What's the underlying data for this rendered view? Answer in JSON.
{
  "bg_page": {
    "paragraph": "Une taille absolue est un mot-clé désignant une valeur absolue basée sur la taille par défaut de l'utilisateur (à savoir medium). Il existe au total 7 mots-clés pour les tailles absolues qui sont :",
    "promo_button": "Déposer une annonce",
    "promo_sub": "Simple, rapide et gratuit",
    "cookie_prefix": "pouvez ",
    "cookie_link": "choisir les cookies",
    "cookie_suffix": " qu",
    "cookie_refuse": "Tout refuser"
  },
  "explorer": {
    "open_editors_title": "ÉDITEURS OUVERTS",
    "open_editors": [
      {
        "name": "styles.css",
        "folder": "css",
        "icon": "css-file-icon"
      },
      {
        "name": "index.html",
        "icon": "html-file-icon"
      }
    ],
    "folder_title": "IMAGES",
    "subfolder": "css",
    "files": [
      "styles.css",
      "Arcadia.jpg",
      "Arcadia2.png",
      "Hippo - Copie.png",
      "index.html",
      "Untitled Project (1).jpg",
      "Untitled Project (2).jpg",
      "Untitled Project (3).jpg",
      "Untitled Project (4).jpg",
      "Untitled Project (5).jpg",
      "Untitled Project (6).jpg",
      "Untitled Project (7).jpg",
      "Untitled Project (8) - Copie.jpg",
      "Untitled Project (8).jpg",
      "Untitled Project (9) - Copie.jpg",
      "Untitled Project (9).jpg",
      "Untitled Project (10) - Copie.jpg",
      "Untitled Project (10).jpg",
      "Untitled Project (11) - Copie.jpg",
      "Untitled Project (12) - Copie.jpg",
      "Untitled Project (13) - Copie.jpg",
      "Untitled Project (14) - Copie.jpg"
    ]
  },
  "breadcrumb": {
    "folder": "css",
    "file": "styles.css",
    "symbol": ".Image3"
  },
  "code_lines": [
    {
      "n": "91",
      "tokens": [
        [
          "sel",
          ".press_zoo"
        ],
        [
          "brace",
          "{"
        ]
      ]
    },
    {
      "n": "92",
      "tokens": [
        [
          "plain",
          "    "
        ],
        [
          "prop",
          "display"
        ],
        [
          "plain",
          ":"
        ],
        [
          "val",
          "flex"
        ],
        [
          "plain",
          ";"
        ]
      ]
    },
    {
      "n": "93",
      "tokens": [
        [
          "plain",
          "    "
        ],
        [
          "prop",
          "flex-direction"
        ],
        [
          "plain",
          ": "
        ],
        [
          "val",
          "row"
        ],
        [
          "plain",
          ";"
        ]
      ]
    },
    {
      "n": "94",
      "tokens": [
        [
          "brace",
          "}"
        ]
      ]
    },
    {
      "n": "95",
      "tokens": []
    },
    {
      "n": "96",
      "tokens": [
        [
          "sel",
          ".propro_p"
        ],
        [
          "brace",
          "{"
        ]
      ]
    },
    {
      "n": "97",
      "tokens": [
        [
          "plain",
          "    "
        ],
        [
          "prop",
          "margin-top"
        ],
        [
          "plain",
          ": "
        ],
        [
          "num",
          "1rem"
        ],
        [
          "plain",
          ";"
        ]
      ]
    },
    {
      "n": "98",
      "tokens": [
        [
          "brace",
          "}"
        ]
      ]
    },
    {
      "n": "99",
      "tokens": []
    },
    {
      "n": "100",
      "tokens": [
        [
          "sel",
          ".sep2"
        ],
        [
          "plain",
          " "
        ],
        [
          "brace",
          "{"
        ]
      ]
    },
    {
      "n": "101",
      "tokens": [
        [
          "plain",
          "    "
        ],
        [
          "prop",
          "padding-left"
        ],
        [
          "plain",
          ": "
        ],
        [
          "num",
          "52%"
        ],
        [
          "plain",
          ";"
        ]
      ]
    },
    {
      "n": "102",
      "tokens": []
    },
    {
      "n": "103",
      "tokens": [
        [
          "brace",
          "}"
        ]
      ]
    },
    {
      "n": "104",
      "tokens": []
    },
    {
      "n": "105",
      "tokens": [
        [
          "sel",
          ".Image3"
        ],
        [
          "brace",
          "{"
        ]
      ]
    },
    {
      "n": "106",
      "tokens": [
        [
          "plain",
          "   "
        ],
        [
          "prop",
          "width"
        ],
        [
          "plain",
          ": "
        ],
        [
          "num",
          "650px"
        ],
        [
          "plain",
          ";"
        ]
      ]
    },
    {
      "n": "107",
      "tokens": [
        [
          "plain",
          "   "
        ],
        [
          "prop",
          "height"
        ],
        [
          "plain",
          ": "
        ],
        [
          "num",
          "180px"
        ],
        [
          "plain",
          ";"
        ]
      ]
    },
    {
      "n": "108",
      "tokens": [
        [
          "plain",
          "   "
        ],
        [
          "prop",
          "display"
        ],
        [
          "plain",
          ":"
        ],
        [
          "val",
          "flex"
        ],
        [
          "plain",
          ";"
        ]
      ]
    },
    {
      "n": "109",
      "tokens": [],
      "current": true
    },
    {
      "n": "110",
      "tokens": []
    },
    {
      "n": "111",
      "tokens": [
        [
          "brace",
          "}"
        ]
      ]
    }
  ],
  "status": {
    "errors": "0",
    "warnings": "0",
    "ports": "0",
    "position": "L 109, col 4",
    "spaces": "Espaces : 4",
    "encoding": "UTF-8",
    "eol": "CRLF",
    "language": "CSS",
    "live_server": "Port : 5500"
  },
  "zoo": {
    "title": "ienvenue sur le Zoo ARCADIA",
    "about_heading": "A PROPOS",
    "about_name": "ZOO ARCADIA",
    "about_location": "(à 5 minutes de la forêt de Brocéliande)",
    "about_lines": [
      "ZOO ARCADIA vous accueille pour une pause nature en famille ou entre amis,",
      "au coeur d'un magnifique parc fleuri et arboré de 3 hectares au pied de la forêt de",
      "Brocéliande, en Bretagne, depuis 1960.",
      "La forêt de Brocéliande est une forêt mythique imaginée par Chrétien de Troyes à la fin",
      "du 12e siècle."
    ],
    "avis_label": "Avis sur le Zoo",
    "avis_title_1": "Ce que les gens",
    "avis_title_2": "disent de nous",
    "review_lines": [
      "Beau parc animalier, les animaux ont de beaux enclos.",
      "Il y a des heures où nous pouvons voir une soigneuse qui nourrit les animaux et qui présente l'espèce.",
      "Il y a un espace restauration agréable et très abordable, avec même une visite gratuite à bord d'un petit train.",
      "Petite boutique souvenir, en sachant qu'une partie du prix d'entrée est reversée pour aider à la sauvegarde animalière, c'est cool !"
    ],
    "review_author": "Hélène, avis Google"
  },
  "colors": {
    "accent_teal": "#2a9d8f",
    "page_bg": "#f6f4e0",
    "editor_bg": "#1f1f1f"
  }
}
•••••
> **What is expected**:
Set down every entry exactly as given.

> **Output below**:
What's the underlying data for this rendered view? Answer in JSON.
{
  "bg_page": {
    "paragraph": "Une taille absolue est un mot-clé désignant une valeur absolue basée sur la taille par défaut de l'utilisateur (à savoir medium). Il existe au total 7 mots-clés pour les tailles absolues qui sont :",
    "promo_button": "Déposer une annonce",
    "promo_sub": "Simple, rapide et gratuit",
    "cookie_prefix": "pouvez ",
    "cookie_link": "choisir les cookies",
    "cookie_suffix": " qu",
    "cookie_refuse": "Tout refuser"
  },
  "explorer": {
    "open_editors_title": "ÉDITEURS OUVERTS",
    "open_editors": [
      {
        "name": "styles.css",
        "folder": "css",
        "icon": "css-file-icon"
      },
      {
        "name": "index.html",
        "icon": "html-file-icon"
      }
    ],
    "folder_title": "IMAGES",
    "subfolder": "css",
    "files": [
      "styles.css",
      "Arcadia.jpg",
      "Arcadia2.png",
      "Hippo - Copie.png",
      "index.html",
      "Untitled Project (1).jpg",
      "Untitled Project (2).jpg",
      "Untitled Project (3).jpg",
      "Untitled Project (4).jpg",
      "Untitled Project (5).jpg",
      "Untitled Project (6).jpg",
      "Untitled Project (7).jpg",
      "Untitled Project (8) - Copie.jpg",
      "Untitled Project (8).jpg",
      "Untitled Project (9) - Copie.jpg",
      "Untitled Project (9).jpg",
      "Untitled Project (10) - Copie.jpg",
      "Untitled Project (10).jpg",
      "Untitled Project (11) - Copie.jpg",
      "Untitled Project (12) - Copie.jpg",
      "Untitled Project (13) - Copie.jpg",
      "Untitled Project (14) - Copie.jpg"
    ]
  },
  "breadcrumb": {
    "folder": "css",
    "file": "styles.css",
    "symbol": ".Image3"
  },
  "code_lines": [
    {
      "n": "91",
      "tokens": [
        [
          "sel",
          ".press_zoo"
        ],
        [
          "brace",
          "{"
        ]
      ]
    },
    {
      "n": "92",
      "tokens": [
        [
          "plain",
          "    "
        ],
        [
          "prop",
          "display"
        ],
        [
          "plain",
          ":"
        ],
        [
          "val",
          "flex"
        ],
        [
          "plain",
          ";"
        ]
      ]
    },
    {
      "n": "93",
      "tokens": [
        [
          "plain",
          "    "
        ],
        [
          "prop",
          "flex-direction"
        ],
        [
          "plain",
          ": "
        ],
        [
          "val",
          "row"
        ],
        [
          "plain",
          ";"
        ]
      ]
    },
    {
      "n": "94",
      "tokens": [
        [
          "brace",
          "}"
        ]
      ]
    },
    {
      "n": "95",
      "tokens": []
    },
    {
      "n": "96",
      "tokens": [
        [
          "sel",
          ".propro_p"
        ],
        [
          "brace",
          "{"
        ]
      ]
    },
    {
      "n": "97",
      "tokens": [
        [
          "plain",
          "    "
        ],
        [
          "prop",
          "margin-top"
        ],
        [
          "plain",
          ": "
        ],
        [
          "num",
          "1rem"
        ],
        [
          "plain",
          ";"
        ]
      ]
    },
    {
      "n": "98",
      "tokens": [
        [
          "brace",
          "}"
        ]
      ]
    },
    {
      "n": "99",
      "tokens": []
    },
    {
      "n": "100",
      "tokens": [
        [
          "sel",
          ".sep2"
        ],
        [
          "plain",
          " "
        ],
        [
          "brace",
          "{"
        ]
      ]
    },
    {
      "n": "101",
      "tokens": [
        [
          "plain",
          "    "
        ],
        [
          "prop",
          "padding-left"
        ],
        [
          "plain",
          ": "
        ],
        [
          "num",
          "52%"
        ],
        [
          "plain",
          ";"
        ]
      ]
    },
    {
      "n": "102",
      "tokens": []
    },
    {
      "n": "103",
      "tokens": [
        [
          "brace",
          "}"
        ]
      ]
    },
    {
      "n": "104",
      "tokens": []
    },
    {
      "n": "105",
      "tokens": [
        [
          "sel",
          ".Image3"
        ],
        [
          "brace",
          "{"
        ]
      ]
    },
    {
      "n": "106",
      "tokens": [
        [
          "plain",
          "   "
        ],
        [
          "prop",
          "width"
        ],
        [
          "plain",
          ": "
        ],
        [
          "num",
          "650px"
        ],
        [
          "plain",
          ";"
        ]
      ]
    },
    {
      "n": "107",
      "tokens": [
        [
          "plain",
          "   "
        ],
        [
          "prop",
          "height"
        ],
        [
          "plain",
          ": "
        ],
        [
          "num",
          "180px"
        ],
        [
          "plain",
          ";"
        ]
      ]
    },
    {
      "n": "108",
      "tokens": [
        [
          "plain",
          "   "
        ],
        [
          "prop",
          "display"
        ],
        [
          "plain",
          ":"
        ],
        [
          "val",
          "flex"
        ],
        [
          "plain",
          ";"
        ]
      ]
    },
    {
      "n": "109",
      "tokens": [],
      "current": true
    },
    {
      "n": "110",
      "tokens": []
    },
    {
      "n": "111",
      "tokens": [
        [
          "brace",
          "}"
        ]
      ]
    }
  ],
  "status": {
    "errors": "0",
    "warnings": "0",
    "ports": "0",
    "position": "L 109, col 4",
    "spaces": "Espaces : 4",
    "encoding": "UTF-8",
    "eol": "CRLF",
    "language": "CSS",
    "live_server": "Port : 5500"
  },
  "zoo": {
    "title": "ienvenue sur le Zoo ARCADIA",
    "about_heading": "A PROPOS",
    "about_name": "ZOO ARCADIA",
    "about_location": "(à 5 minutes de la forêt de Brocéliande)",
    "about_lines": [
      "ZOO ARCADIA vous accueille pour une pause nature en famille ou entre amis,",
      "au coeur d'un magnifique parc fleuri et arboré de 3 hectares au pied de la forêt de",
      "Brocéliande, en Bretagne, depuis 1960.",
      "La forêt de Brocéliande est une forêt mythique imaginée par Chrétien de Troyes à la fin",
      "du 12e siècle."
    ],
    "avis_label": "Avis sur le Zoo",
    "avis_title_1": "Ce que les gens",
    "avis_title_2": "disent de nous",
    "review_lines": [
      "Beau parc animalier, les animaux ont de beaux enclos.",
      "Il y a des heures où nous pouvons voir une soigneuse qui nourrit les animaux et qui présente l'espèce.",
      "Il y a un espace restauration agréable et très abordable, avec même une visite gratuite à bord d'un petit train.",
      "Petite boutique souvenir, en sachant qu'une partie du prix d'entrée est reversée pour aider à la sauvegarde animalière, c'est cool !"
    ],
    "review_author": "Hélène, avis Google"
  },
  "colors": {
    "accent_teal": "#2a9d8f",
    "page_bg": "#f6f4e0",
    "editor_bg": "#1f1f1f"
  }
}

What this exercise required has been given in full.